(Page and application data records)
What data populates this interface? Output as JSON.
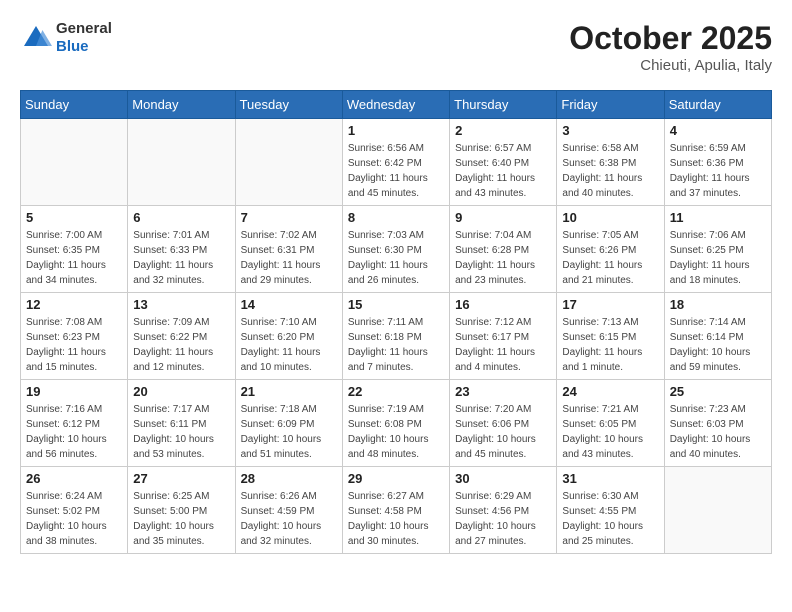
{
  "header": {
    "logo_general": "General",
    "logo_blue": "Blue",
    "month_year": "October 2025",
    "location": "Chieuti, Apulia, Italy"
  },
  "weekdays": [
    "Sunday",
    "Monday",
    "Tuesday",
    "Wednesday",
    "Thursday",
    "Friday",
    "Saturday"
  ],
  "weeks": [
    [
      {
        "day": "",
        "info": ""
      },
      {
        "day": "",
        "info": ""
      },
      {
        "day": "",
        "info": ""
      },
      {
        "day": "1",
        "info": "Sunrise: 6:56 AM\nSunset: 6:42 PM\nDaylight: 11 hours\nand 45 minutes."
      },
      {
        "day": "2",
        "info": "Sunrise: 6:57 AM\nSunset: 6:40 PM\nDaylight: 11 hours\nand 43 minutes."
      },
      {
        "day": "3",
        "info": "Sunrise: 6:58 AM\nSunset: 6:38 PM\nDaylight: 11 hours\nand 40 minutes."
      },
      {
        "day": "4",
        "info": "Sunrise: 6:59 AM\nSunset: 6:36 PM\nDaylight: 11 hours\nand 37 minutes."
      }
    ],
    [
      {
        "day": "5",
        "info": "Sunrise: 7:00 AM\nSunset: 6:35 PM\nDaylight: 11 hours\nand 34 minutes."
      },
      {
        "day": "6",
        "info": "Sunrise: 7:01 AM\nSunset: 6:33 PM\nDaylight: 11 hours\nand 32 minutes."
      },
      {
        "day": "7",
        "info": "Sunrise: 7:02 AM\nSunset: 6:31 PM\nDaylight: 11 hours\nand 29 minutes."
      },
      {
        "day": "8",
        "info": "Sunrise: 7:03 AM\nSunset: 6:30 PM\nDaylight: 11 hours\nand 26 minutes."
      },
      {
        "day": "9",
        "info": "Sunrise: 7:04 AM\nSunset: 6:28 PM\nDaylight: 11 hours\nand 23 minutes."
      },
      {
        "day": "10",
        "info": "Sunrise: 7:05 AM\nSunset: 6:26 PM\nDaylight: 11 hours\nand 21 minutes."
      },
      {
        "day": "11",
        "info": "Sunrise: 7:06 AM\nSunset: 6:25 PM\nDaylight: 11 hours\nand 18 minutes."
      }
    ],
    [
      {
        "day": "12",
        "info": "Sunrise: 7:08 AM\nSunset: 6:23 PM\nDaylight: 11 hours\nand 15 minutes."
      },
      {
        "day": "13",
        "info": "Sunrise: 7:09 AM\nSunset: 6:22 PM\nDaylight: 11 hours\nand 12 minutes."
      },
      {
        "day": "14",
        "info": "Sunrise: 7:10 AM\nSunset: 6:20 PM\nDaylight: 11 hours\nand 10 minutes."
      },
      {
        "day": "15",
        "info": "Sunrise: 7:11 AM\nSunset: 6:18 PM\nDaylight: 11 hours\nand 7 minutes."
      },
      {
        "day": "16",
        "info": "Sunrise: 7:12 AM\nSunset: 6:17 PM\nDaylight: 11 hours\nand 4 minutes."
      },
      {
        "day": "17",
        "info": "Sunrise: 7:13 AM\nSunset: 6:15 PM\nDaylight: 11 hours\nand 1 minute."
      },
      {
        "day": "18",
        "info": "Sunrise: 7:14 AM\nSunset: 6:14 PM\nDaylight: 10 hours\nand 59 minutes."
      }
    ],
    [
      {
        "day": "19",
        "info": "Sunrise: 7:16 AM\nSunset: 6:12 PM\nDaylight: 10 hours\nand 56 minutes."
      },
      {
        "day": "20",
        "info": "Sunrise: 7:17 AM\nSunset: 6:11 PM\nDaylight: 10 hours\nand 53 minutes."
      },
      {
        "day": "21",
        "info": "Sunrise: 7:18 AM\nSunset: 6:09 PM\nDaylight: 10 hours\nand 51 minutes."
      },
      {
        "day": "22",
        "info": "Sunrise: 7:19 AM\nSunset: 6:08 PM\nDaylight: 10 hours\nand 48 minutes."
      },
      {
        "day": "23",
        "info": "Sunrise: 7:20 AM\nSunset: 6:06 PM\nDaylight: 10 hours\nand 45 minutes."
      },
      {
        "day": "24",
        "info": "Sunrise: 7:21 AM\nSunset: 6:05 PM\nDaylight: 10 hours\nand 43 minutes."
      },
      {
        "day": "25",
        "info": "Sunrise: 7:23 AM\nSunset: 6:03 PM\nDaylight: 10 hours\nand 40 minutes."
      }
    ],
    [
      {
        "day": "26",
        "info": "Sunrise: 6:24 AM\nSunset: 5:02 PM\nDaylight: 10 hours\nand 38 minutes."
      },
      {
        "day": "27",
        "info": "Sunrise: 6:25 AM\nSunset: 5:00 PM\nDaylight: 10 hours\nand 35 minutes."
      },
      {
        "day": "28",
        "info": "Sunrise: 6:26 AM\nSunset: 4:59 PM\nDaylight: 10 hours\nand 32 minutes."
      },
      {
        "day": "29",
        "info": "Sunrise: 6:27 AM\nSunset: 4:58 PM\nDaylight: 10 hours\nand 30 minutes."
      },
      {
        "day": "30",
        "info": "Sunrise: 6:29 AM\nSunset: 4:56 PM\nDaylight: 10 hours\nand 27 minutes."
      },
      {
        "day": "31",
        "info": "Sunrise: 6:30 AM\nSunset: 4:55 PM\nDaylight: 10 hours\nand 25 minutes."
      },
      {
        "day": "",
        "info": ""
      }
    ]
  ]
}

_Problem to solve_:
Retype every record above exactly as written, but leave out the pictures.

_Response_:
What data populates this interface? Output as JSON.
{
  "header": {
    "logo_general": "General",
    "logo_blue": "Blue",
    "month_year": "October 2025",
    "location": "Chieuti, Apulia, Italy"
  },
  "weekdays": [
    "Sunday",
    "Monday",
    "Tuesday",
    "Wednesday",
    "Thursday",
    "Friday",
    "Saturday"
  ],
  "weeks": [
    [
      {
        "day": "",
        "info": ""
      },
      {
        "day": "",
        "info": ""
      },
      {
        "day": "",
        "info": ""
      },
      {
        "day": "1",
        "info": "Sunrise: 6:56 AM\nSunset: 6:42 PM\nDaylight: 11 hours\nand 45 minutes."
      },
      {
        "day": "2",
        "info": "Sunrise: 6:57 AM\nSunset: 6:40 PM\nDaylight: 11 hours\nand 43 minutes."
      },
      {
        "day": "3",
        "info": "Sunrise: 6:58 AM\nSunset: 6:38 PM\nDaylight: 11 hours\nand 40 minutes."
      },
      {
        "day": "4",
        "info": "Sunrise: 6:59 AM\nSunset: 6:36 PM\nDaylight: 11 hours\nand 37 minutes."
      }
    ],
    [
      {
        "day": "5",
        "info": "Sunrise: 7:00 AM\nSunset: 6:35 PM\nDaylight: 11 hours\nand 34 minutes."
      },
      {
        "day": "6",
        "info": "Sunrise: 7:01 AM\nSunset: 6:33 PM\nDaylight: 11 hours\nand 32 minutes."
      },
      {
        "day": "7",
        "info": "Sunrise: 7:02 AM\nSunset: 6:31 PM\nDaylight: 11 hours\nand 29 minutes."
      },
      {
        "day": "8",
        "info": "Sunrise: 7:03 AM\nSunset: 6:30 PM\nDaylight: 11 hours\nand 26 minutes."
      },
      {
        "day": "9",
        "info": "Sunrise: 7:04 AM\nSunset: 6:28 PM\nDaylight: 11 hours\nand 23 minutes."
      },
      {
        "day": "10",
        "info": "Sunrise: 7:05 AM\nSunset: 6:26 PM\nDaylight: 11 hours\nand 21 minutes."
      },
      {
        "day": "11",
        "info": "Sunrise: 7:06 AM\nSunset: 6:25 PM\nDaylight: 11 hours\nand 18 minutes."
      }
    ],
    [
      {
        "day": "12",
        "info": "Sunrise: 7:08 AM\nSunset: 6:23 PM\nDaylight: 11 hours\nand 15 minutes."
      },
      {
        "day": "13",
        "info": "Sunrise: 7:09 AM\nSunset: 6:22 PM\nDaylight: 11 hours\nand 12 minutes."
      },
      {
        "day": "14",
        "info": "Sunrise: 7:10 AM\nSunset: 6:20 PM\nDaylight: 11 hours\nand 10 minutes."
      },
      {
        "day": "15",
        "info": "Sunrise: 7:11 AM\nSunset: 6:18 PM\nDaylight: 11 hours\nand 7 minutes."
      },
      {
        "day": "16",
        "info": "Sunrise: 7:12 AM\nSunset: 6:17 PM\nDaylight: 11 hours\nand 4 minutes."
      },
      {
        "day": "17",
        "info": "Sunrise: 7:13 AM\nSunset: 6:15 PM\nDaylight: 11 hours\nand 1 minute."
      },
      {
        "day": "18",
        "info": "Sunrise: 7:14 AM\nSunset: 6:14 PM\nDaylight: 10 hours\nand 59 minutes."
      }
    ],
    [
      {
        "day": "19",
        "info": "Sunrise: 7:16 AM\nSunset: 6:12 PM\nDaylight: 10 hours\nand 56 minutes."
      },
      {
        "day": "20",
        "info": "Sunrise: 7:17 AM\nSunset: 6:11 PM\nDaylight: 10 hours\nand 53 minutes."
      },
      {
        "day": "21",
        "info": "Sunrise: 7:18 AM\nSunset: 6:09 PM\nDaylight: 10 hours\nand 51 minutes."
      },
      {
        "day": "22",
        "info": "Sunrise: 7:19 AM\nSunset: 6:08 PM\nDaylight: 10 hours\nand 48 minutes."
      },
      {
        "day": "23",
        "info": "Sunrise: 7:20 AM\nSunset: 6:06 PM\nDaylight: 10 hours\nand 45 minutes."
      },
      {
        "day": "24",
        "info": "Sunrise: 7:21 AM\nSunset: 6:05 PM\nDaylight: 10 hours\nand 43 minutes."
      },
      {
        "day": "25",
        "info": "Sunrise: 7:23 AM\nSunset: 6:03 PM\nDaylight: 10 hours\nand 40 minutes."
      }
    ],
    [
      {
        "day": "26",
        "info": "Sunrise: 6:24 AM\nSunset: 5:02 PM\nDaylight: 10 hours\nand 38 minutes."
      },
      {
        "day": "27",
        "info": "Sunrise: 6:25 AM\nSunset: 5:00 PM\nDaylight: 10 hours\nand 35 minutes."
      },
      {
        "day": "28",
        "info": "Sunrise: 6:26 AM\nSunset: 4:59 PM\nDaylight: 10 hours\nand 32 minutes."
      },
      {
        "day": "29",
        "info": "Sunrise: 6:27 AM\nSunset: 4:58 PM\nDaylight: 10 hours\nand 30 minutes."
      },
      {
        "day": "30",
        "info": "Sunrise: 6:29 AM\nSunset: 4:56 PM\nDaylight: 10 hours\nand 27 minutes."
      },
      {
        "day": "31",
        "info": "Sunrise: 6:30 AM\nSunset: 4:55 PM\nDaylight: 10 hours\nand 25 minutes."
      },
      {
        "day": "",
        "info": ""
      }
    ]
  ]
}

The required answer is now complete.